Its title taken from the Song of Solomon. II. 15 ("Take us the foxes, the little foxes that spoil the vines; for our vines have tender grapes"), this pastoral family drama proved the perfect antidote to a war-weary audience. While the world war was finally nearing its end, the home fires burned brightly and little Margaret O'Brien packed 'em in at the local bijous. Margaret was almost a force of nature in the early '40s, arguably the most natural child actress there ever was. Our Vines Have Tender Grapes stands as a testament to her remarkable talent and no other child actress could have made Selma Jacobson more believable. MGM knew very well what they had, and Margaret earned above-title billing right alongside Edward G. Robinson. The latter is equally letter-perfect as the hardworking farmer and if the Jewish Robinson may not have been the obvious choice to play a Norwegian immigrant, he overcame that handicap by offering an affectionate portrayal of a quiet, dedicated family man.
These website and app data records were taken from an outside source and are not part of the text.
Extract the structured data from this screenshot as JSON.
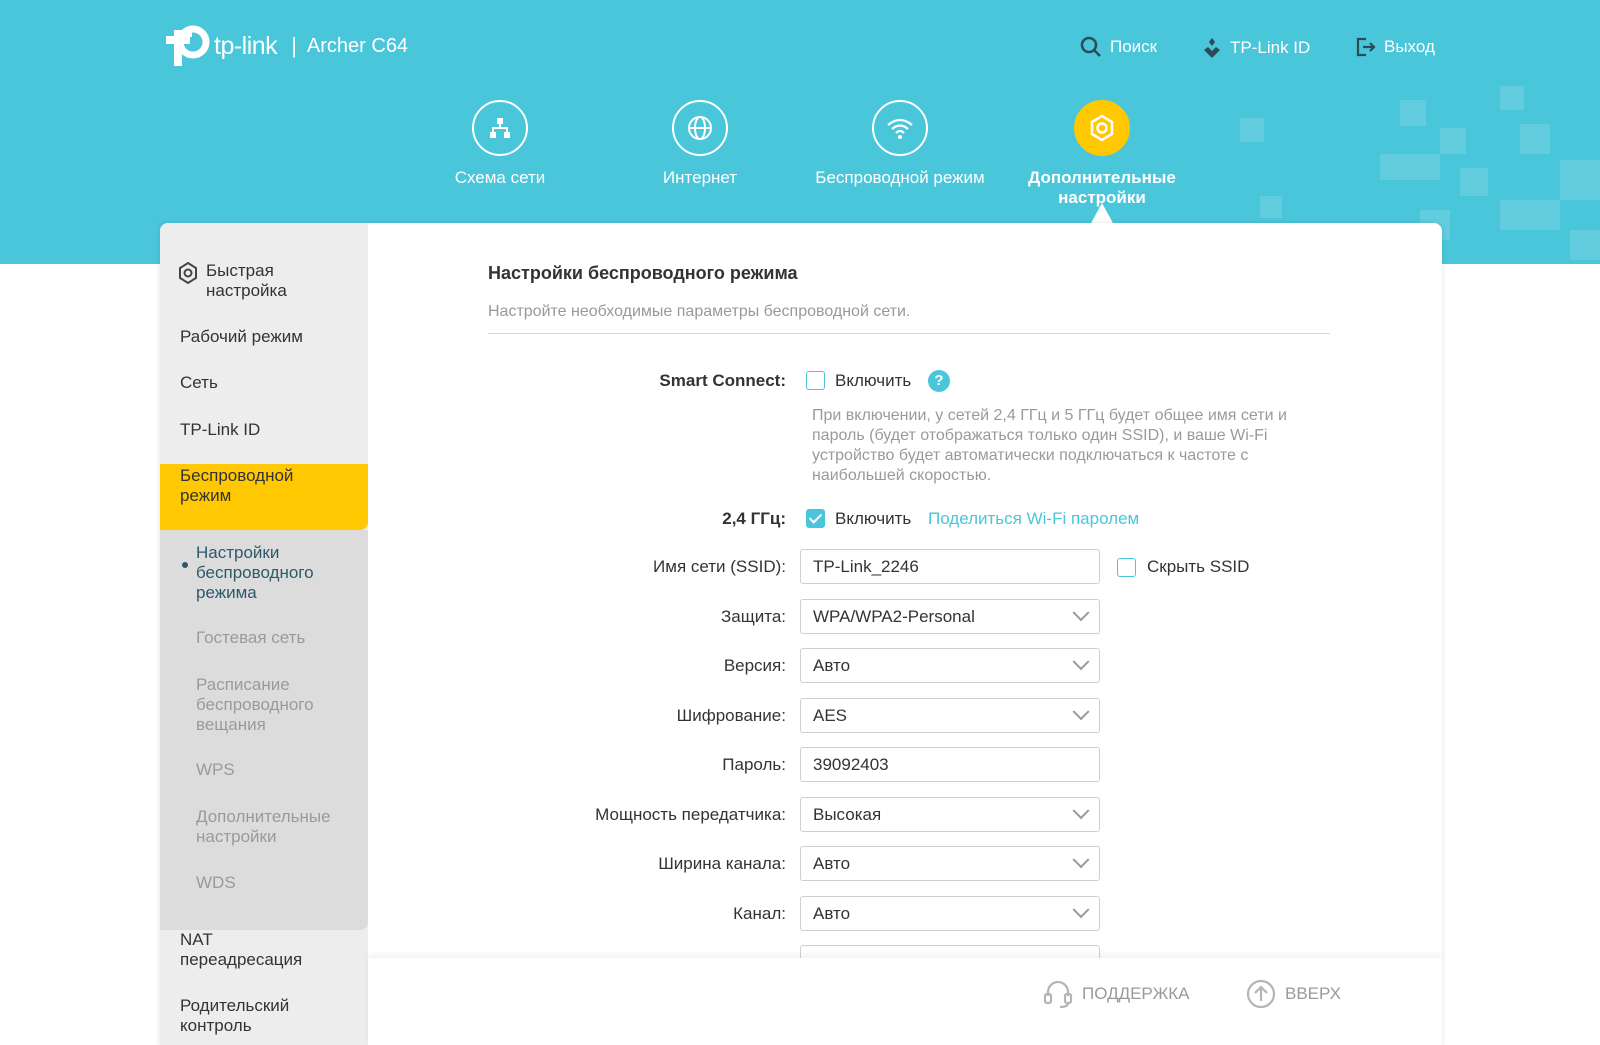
{
  "brand": {
    "logo_text": "tp-link",
    "separator": "|",
    "model": "Archer C64"
  },
  "topnav": {
    "search": "Поиск",
    "tplink_id": "TP-Link ID",
    "logout": "Выход"
  },
  "mainnav": [
    {
      "label": "Схема сети",
      "icon": "network-map-icon"
    },
    {
      "label": "Интернет",
      "icon": "globe-icon"
    },
    {
      "label": "Беспроводной режим",
      "icon": "wifi-icon"
    },
    {
      "label": "Дополнительные настройки",
      "icon": "gear-icon",
      "active": true
    }
  ],
  "sidebar": {
    "items": [
      {
        "label": "Быстрая настройка",
        "icon": "gear-icon"
      },
      {
        "label": "Рабочий режим"
      },
      {
        "label": "Сеть"
      },
      {
        "label": "TP-Link ID"
      },
      {
        "label": "Беспроводной режим",
        "active": true
      },
      {
        "label": "NAT переадресация"
      },
      {
        "label": "Родительский контроль"
      }
    ],
    "subitems": [
      {
        "label": "Настройки беспроводного режима",
        "current": true
      },
      {
        "label": "Гостевая сеть"
      },
      {
        "label": "Расписание беспроводного вещания"
      },
      {
        "label": "WPS"
      },
      {
        "label": "Дополнительные настройки"
      },
      {
        "label": "WDS"
      }
    ]
  },
  "main": {
    "title": "Настройки беспроводного режима",
    "subtitle": "Настройте необходимые параметры беспроводной сети.",
    "smart_connect": {
      "label": "Smart Connect:",
      "checkbox_label": "Включить",
      "checked": false,
      "help": "?",
      "hint": "При включении, у сетей 2,4 ГГц и 5 ГГц будет общее имя сети и пароль (будет отображаться только один SSID), и ваше Wi-Fi устройство будет автоматически подключаться к частоте с наибольшей скоростью."
    },
    "band_24": {
      "label": "2,4 ГГц:",
      "checkbox_label": "Включить",
      "checked": true,
      "share_link": "Поделиться Wi-Fi паролем"
    },
    "fields": {
      "ssid": {
        "label": "Имя сети (SSID):",
        "value": "TP-Link_2246",
        "hide_label": "Скрыть SSID",
        "hide_checked": false
      },
      "security": {
        "label": "Защита:",
        "value": "WPA/WPA2-Personal"
      },
      "version": {
        "label": "Версия:",
        "value": "Авто"
      },
      "encryption": {
        "label": "Шифрование:",
        "value": "AES"
      },
      "password": {
        "label": "Пароль:",
        "value": "39092403"
      },
      "tx_power": {
        "label": "Мощность передатчика:",
        "value": "Высокая"
      },
      "channel_width": {
        "label": "Ширина канала:",
        "value": "Авто"
      },
      "channel": {
        "label": "Канал:",
        "value": "Авто"
      }
    }
  },
  "footer": {
    "support": "ПОДДЕРЖКА",
    "top": "ВВЕРХ"
  },
  "colors": {
    "accent": "#4ac6da",
    "active": "#ffc800",
    "sidebar": "#ededed",
    "submenu": "#dcdcdc"
  }
}
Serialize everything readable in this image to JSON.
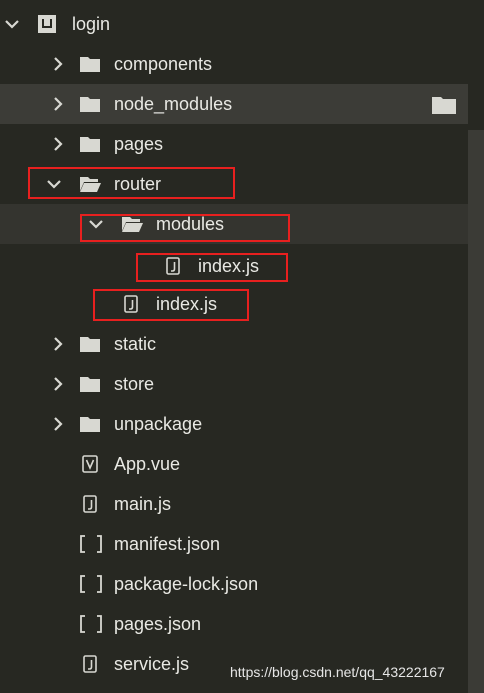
{
  "root": {
    "label": "login"
  },
  "items": [
    {
      "label": "components"
    },
    {
      "label": "node_modules"
    },
    {
      "label": "pages"
    },
    {
      "label": "router"
    },
    {
      "label": "modules"
    },
    {
      "label": "index.js"
    },
    {
      "label": "index.js"
    },
    {
      "label": "static"
    },
    {
      "label": "store"
    },
    {
      "label": "unpackage"
    },
    {
      "label": "App.vue"
    },
    {
      "label": "main.js"
    },
    {
      "label": "manifest.json"
    },
    {
      "label": "package-lock.json"
    },
    {
      "label": "pages.json"
    },
    {
      "label": "service.js"
    }
  ],
  "watermark": "https://blog.csdn.net/qq_43222167",
  "colors": {
    "background": "#272822",
    "highlight": "#3c3c37",
    "annotation": "#e8201f",
    "text": "#e9e9e4",
    "icon": "#d8d8d2"
  },
  "icons": {
    "chevron_right": "chevron-right-icon",
    "chevron_down": "chevron-down-icon",
    "folder": "folder-icon",
    "folder_open": "folder-open-icon",
    "file_js": "js-file-icon",
    "file_vue": "vue-file-icon",
    "file_json": "json-file-icon",
    "project": "project-icon"
  }
}
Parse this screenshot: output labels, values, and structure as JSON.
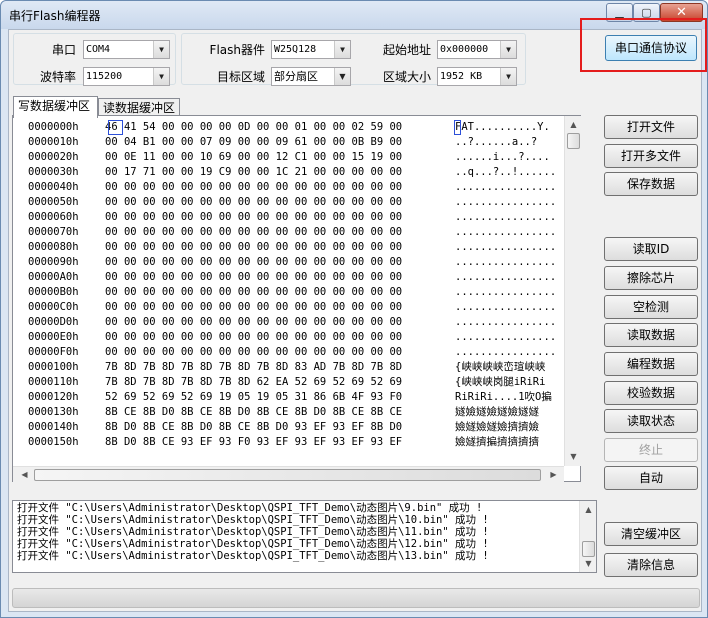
{
  "window": {
    "title": "串行Flash编程器",
    "min_icon": "minimize-icon",
    "max_icon": "maximize-icon",
    "close_icon": "close-icon",
    "min_glyph": "▁",
    "max_glyph": "▢",
    "close_glyph": "✕"
  },
  "settings": {
    "port_label": "串口",
    "port_value": "COM4",
    "baud_label": "波特率",
    "baud_value": "115200",
    "device_label": "Flash器件",
    "device_value": "W25Q128",
    "target_label": "目标区域",
    "target_value": "部分扇区",
    "start_label": "起始地址",
    "start_value": "0x000000",
    "size_label": "区域大小",
    "size_value": "1952 KB"
  },
  "protocol_button": "串口通信协议",
  "tabs": {
    "write_buffer": "写数据缓冲区",
    "read_buffer": "读数据缓冲区"
  },
  "hex_rows": [
    {
      "addr": "0000000h",
      "hex": "46 41 54 00 00 00 00 0D 00 00 01 00 00 02 59 00",
      "ascii": "FAT..........Y."
    },
    {
      "addr": "0000010h",
      "hex": "00 04 B1 00 00 07 09 00 00 09 61 00 00 0B B9 00",
      "ascii": "..?......a..?"
    },
    {
      "addr": "0000020h",
      "hex": "00 0E 11 00 00 10 69 00 00 12 C1 00 00 15 19 00",
      "ascii": "......i...?...."
    },
    {
      "addr": "0000030h",
      "hex": "00 17 71 00 00 19 C9 00 00 1C 21 00 00 00 00 00",
      "ascii": "..q...?..!......"
    },
    {
      "addr": "0000040h",
      "hex": "00 00 00 00 00 00 00 00 00 00 00 00 00 00 00 00",
      "ascii": "................"
    },
    {
      "addr": "0000050h",
      "hex": "00 00 00 00 00 00 00 00 00 00 00 00 00 00 00 00",
      "ascii": "................"
    },
    {
      "addr": "0000060h",
      "hex": "00 00 00 00 00 00 00 00 00 00 00 00 00 00 00 00",
      "ascii": "................"
    },
    {
      "addr": "0000070h",
      "hex": "00 00 00 00 00 00 00 00 00 00 00 00 00 00 00 00",
      "ascii": "................"
    },
    {
      "addr": "0000080h",
      "hex": "00 00 00 00 00 00 00 00 00 00 00 00 00 00 00 00",
      "ascii": "................"
    },
    {
      "addr": "0000090h",
      "hex": "00 00 00 00 00 00 00 00 00 00 00 00 00 00 00 00",
      "ascii": "................"
    },
    {
      "addr": "00000A0h",
      "hex": "00 00 00 00 00 00 00 00 00 00 00 00 00 00 00 00",
      "ascii": "................"
    },
    {
      "addr": "00000B0h",
      "hex": "00 00 00 00 00 00 00 00 00 00 00 00 00 00 00 00",
      "ascii": "................"
    },
    {
      "addr": "00000C0h",
      "hex": "00 00 00 00 00 00 00 00 00 00 00 00 00 00 00 00",
      "ascii": "................"
    },
    {
      "addr": "00000D0h",
      "hex": "00 00 00 00 00 00 00 00 00 00 00 00 00 00 00 00",
      "ascii": "................"
    },
    {
      "addr": "00000E0h",
      "hex": "00 00 00 00 00 00 00 00 00 00 00 00 00 00 00 00",
      "ascii": "................"
    },
    {
      "addr": "00000F0h",
      "hex": "00 00 00 00 00 00 00 00 00 00 00 00 00 00 00 00",
      "ascii": "................"
    },
    {
      "addr": "0000100h",
      "hex": "7B 8D 7B 8D 7B 8D 7B 8D 7B 8D 83 AD 7B 8D 7B 8D",
      "ascii": "{峡峡峡峡峦瑄峡峡"
    },
    {
      "addr": "0000110h",
      "hex": "7B 8D 7B 8D 7B 8D 7B 8D 62 EA 52 69 52 69 52 69",
      "ascii": "{峡峡峡岗腿iRiRi"
    },
    {
      "addr": "0000120h",
      "hex": "52 69 52 69 52 69 19 05 19 05 31 86 6B 4F 93 F0",
      "ascii": "RiRiRi....1吹O揙"
    },
    {
      "addr": "0000130h",
      "hex": "8B CE 8B D0 8B CE 8B D0 8B CE 8B D0 8B CE 8B CE",
      "ascii": "嬘嬐嬘嬐嬘嬐嬘嬘"
    },
    {
      "addr": "0000140h",
      "hex": "8B D0 8B CE 8B D0 8B CE 8B D0 93 EF 93 EF 8B D0",
      "ascii": "嬐嬘嬐嬘嬐擠擠嬐"
    },
    {
      "addr": "0000150h",
      "hex": "8B D0 8B CE 93 EF 93 F0 93 EF 93 EF 93 EF 93 EF",
      "ascii": "嬐嬘擠揙擠擠擠擠"
    }
  ],
  "side_buttons": {
    "open_file": "打开文件",
    "open_multi": "打开多文件",
    "save_data": "保存数据",
    "read_id": "读取ID",
    "erase_chip": "擦除芯片",
    "blank_check": "空检测",
    "read_data": "读取数据",
    "program_data": "编程数据",
    "verify_data": "校验数据",
    "read_status": "读取状态",
    "stop": "终止",
    "auto": "自动",
    "clear_buffer": "清空缓冲区",
    "clear_info": "清除信息"
  },
  "log_lines": [
    "打开文件 \"C:\\Users\\Administrator\\Desktop\\QSPI_TFT_Demo\\动态图片\\9.bin\" 成功 !",
    "打开文件 \"C:\\Users\\Administrator\\Desktop\\QSPI_TFT_Demo\\动态图片\\10.bin\" 成功 !",
    "打开文件 \"C:\\Users\\Administrator\\Desktop\\QSPI_TFT_Demo\\动态图片\\11.bin\" 成功 !",
    "打开文件 \"C:\\Users\\Administrator\\Desktop\\QSPI_TFT_Demo\\动态图片\\12.bin\" 成功 !",
    "打开文件 \"C:\\Users\\Administrator\\Desktop\\QSPI_TFT_Demo\\动态图片\\13.bin\" 成功 !"
  ],
  "highlight_color": "#e41c1c",
  "progress": 0
}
Partially filmed on director Roy Rowland's ranch in the San Fernando Valley, Our Vines Have Tender Grapes became the surprising victim of a lawsuit, filed in 1946 by original author George Victor Martin's former wife, Selma, who claimed that the film was based on her life and that its exhibition had caused her to suffer "undue public attention, mental anguish, and humiliation." The outcome of the suit, however, is not known.
by Hans J. Wollstein review